ROANOKE, Va. – Three months before the 1972 presidential election, Richard Nixon (search) and Henry Kissinger (search) huddled together in the Oval Office to discuss when and how to get out of Vietnam.
Despite a massive bombing campaign during the spring and summer in the north, the Republican president had concluded that U.S.-backed "South Vietnam probably can never even survive anyway."
"We also have to realize, Henry, that winning an election is terribly important," Nixon told his national security adviser. "It's terribly important this year, but can we have a viable foreign policy if a year from now or two years from now, North Vietnam gobbles up South Vietnam? That's the real question."
The conversation, recorded by Nixon's voice-activated taping system, was transcribed by the University of Virginia Miller Center of Public Affairs (search) to be released Sunday, the 30th anniversary of Nixon's resignation.
Some historians, including biographer Jeffrey Kimball, consider it evidence that Nixon sacrificed American forces in his quest for a second term, keeping them engaged to ensure that the South Vietnamese government wouldn't collapse before the election.
"It became increasingly apparent to them by 1972, if not before, that they couldn't win the war, and they'd have to end it," said Kimball, who has compiled similar conversations and documents from Nixon's first term.

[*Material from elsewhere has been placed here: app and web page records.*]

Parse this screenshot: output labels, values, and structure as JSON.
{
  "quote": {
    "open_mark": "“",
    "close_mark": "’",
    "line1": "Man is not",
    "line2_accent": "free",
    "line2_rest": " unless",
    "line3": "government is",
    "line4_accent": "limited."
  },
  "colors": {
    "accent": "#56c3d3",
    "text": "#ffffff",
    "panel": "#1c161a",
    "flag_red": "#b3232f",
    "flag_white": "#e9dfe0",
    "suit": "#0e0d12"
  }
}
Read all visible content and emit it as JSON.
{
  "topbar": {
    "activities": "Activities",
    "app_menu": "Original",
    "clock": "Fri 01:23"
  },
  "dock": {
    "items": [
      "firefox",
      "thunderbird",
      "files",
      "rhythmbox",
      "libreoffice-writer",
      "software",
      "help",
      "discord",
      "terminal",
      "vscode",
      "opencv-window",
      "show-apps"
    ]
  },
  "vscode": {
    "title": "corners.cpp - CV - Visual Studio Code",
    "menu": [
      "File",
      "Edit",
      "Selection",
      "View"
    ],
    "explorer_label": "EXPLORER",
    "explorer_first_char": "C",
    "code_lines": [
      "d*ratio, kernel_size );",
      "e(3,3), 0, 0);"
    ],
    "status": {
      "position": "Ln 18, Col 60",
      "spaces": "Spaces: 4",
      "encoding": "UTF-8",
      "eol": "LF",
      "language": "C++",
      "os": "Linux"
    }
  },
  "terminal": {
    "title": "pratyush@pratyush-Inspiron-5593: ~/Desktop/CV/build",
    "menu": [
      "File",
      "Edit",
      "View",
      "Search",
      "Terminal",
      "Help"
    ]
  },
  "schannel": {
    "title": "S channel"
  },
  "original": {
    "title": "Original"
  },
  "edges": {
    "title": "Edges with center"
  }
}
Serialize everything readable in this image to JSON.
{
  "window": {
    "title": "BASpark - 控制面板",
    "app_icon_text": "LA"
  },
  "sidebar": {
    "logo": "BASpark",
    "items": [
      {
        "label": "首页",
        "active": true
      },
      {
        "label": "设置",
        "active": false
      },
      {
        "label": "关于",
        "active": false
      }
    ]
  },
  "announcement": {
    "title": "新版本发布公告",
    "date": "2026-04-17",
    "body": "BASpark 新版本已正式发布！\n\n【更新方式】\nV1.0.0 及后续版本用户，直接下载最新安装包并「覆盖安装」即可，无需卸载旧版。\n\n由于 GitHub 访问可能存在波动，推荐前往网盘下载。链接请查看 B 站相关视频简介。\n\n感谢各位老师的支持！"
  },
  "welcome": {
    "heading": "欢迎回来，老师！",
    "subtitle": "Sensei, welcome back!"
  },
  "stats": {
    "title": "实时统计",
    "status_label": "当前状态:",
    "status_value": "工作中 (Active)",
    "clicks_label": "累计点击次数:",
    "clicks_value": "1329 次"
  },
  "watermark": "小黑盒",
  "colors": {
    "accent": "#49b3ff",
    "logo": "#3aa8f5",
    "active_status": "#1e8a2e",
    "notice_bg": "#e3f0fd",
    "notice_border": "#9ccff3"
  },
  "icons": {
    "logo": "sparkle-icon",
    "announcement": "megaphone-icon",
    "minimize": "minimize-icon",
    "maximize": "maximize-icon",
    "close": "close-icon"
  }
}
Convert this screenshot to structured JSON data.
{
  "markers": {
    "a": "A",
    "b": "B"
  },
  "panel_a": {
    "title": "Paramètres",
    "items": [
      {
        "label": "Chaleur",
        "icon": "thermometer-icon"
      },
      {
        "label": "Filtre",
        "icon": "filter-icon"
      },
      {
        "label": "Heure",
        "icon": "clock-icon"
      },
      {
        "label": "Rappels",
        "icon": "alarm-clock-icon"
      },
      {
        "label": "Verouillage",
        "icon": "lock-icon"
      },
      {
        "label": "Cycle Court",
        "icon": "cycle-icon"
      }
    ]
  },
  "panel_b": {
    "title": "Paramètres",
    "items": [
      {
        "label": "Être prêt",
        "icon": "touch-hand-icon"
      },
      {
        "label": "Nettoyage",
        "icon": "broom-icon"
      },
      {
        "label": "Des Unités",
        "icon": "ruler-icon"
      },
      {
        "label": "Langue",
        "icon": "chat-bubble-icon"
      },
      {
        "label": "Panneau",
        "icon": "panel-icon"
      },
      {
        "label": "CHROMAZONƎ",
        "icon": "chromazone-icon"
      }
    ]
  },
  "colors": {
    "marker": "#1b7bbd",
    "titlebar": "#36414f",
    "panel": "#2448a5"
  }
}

"But here's the problem: say they pulled out at the end of '71, or at the beginning of '72. Saigon might fall before the election. Or right after the election. What would that look like? It's clear — you can read from the transcripts — the election plays a part in their timing."
Kissinger, now a foreign policy consultant, said in an interview with The Associated Press that Kimball and other historians are focusing too much on an informal conversation that he said did not reflect Nixon's policies.
"Every once in a while he got discouraged and said 'chuck the whole thing,' but that was never his policy," Kissinger said.
Historians said the conversation reflected Nixon's "decent interval" exit strategy in Vietnam (search). By propping up Saigon, the theory goes, the government could survive at least a few years on its own and Nixon would be able to distance himself from any political fallout when it collapsed.
Nixon began reducing the American military presence in 1969. After beating Democrat George McGovern (search) in a landslide, Nixon agreed in January 1973 to bring the rest of the troops home. As expected, Saigon fell two years later, on April 30, 1975.
The Aug. 3, 1972 conversation, which was released in December by the National Archives with other recorded conversations, shows that Nixon did worry about how his administration would be viewed if South Vietnam fell.
Kissinger, who would share the Nobel Peace Prize the following year with North Vietnam's Le Duc Tho for brokering a peace agreement, advised the president that they could avoid being seen as failures as long as South Vietnam held on for a few years.
"If a year or two years from now North Vietnam gobbles up South Vietnam, we can have a viable foreign policy if it looks as if it's the result of South Vietnamese incompetence," Kissinger said.
He added later in the tape: "But it will worry everybody. And domestically in the long run it won't help us all that much because our opponents will say we should've done it three years ago."
"I know," Nixon said.
"So we've got to find some formula that holds the thing together a year or two, after which after a year, Mr. President, Vietnam will be a backwater," Kissinger said. "If we settle it, say, this October, by January '74 no one will give a damn."
Ken Hughes, who transcribed the tape for the Miller Center, considers the recording a "taped confession" by Nixon, who denied until his death in 1994 that the 1972 election affected his policies in Vietnam.
Larry Berman, a Nixon scholar and director of the University of California Washington Center in Washington D.C., disagrees with Hughes: "It confirms that Kissinger certainly was an advocate for the decent interval, but my view was that there was always a difference between what Nixon and Kissinger thought. I believe Nixon was much more questioning of the decent interval than Kissinger."
Kissinger told the AP that Nixon never seriously considered abandoning Saigon.
"There are in my memoirs letters he wrote me while I was conducting the negotiations, which say the exact opposite of what's on this conversation, in which he says 'Go ahead and do what you need to do, but don't be affected by the election, and we want an agreement that lasts.'
"The trouble with writing history the way it is now done on the Internet, is that you guys find one sentence, or one conversation ... something that everyone can run with and have a good time. And have a sentence that proves it. But it was not the thrust of his policy."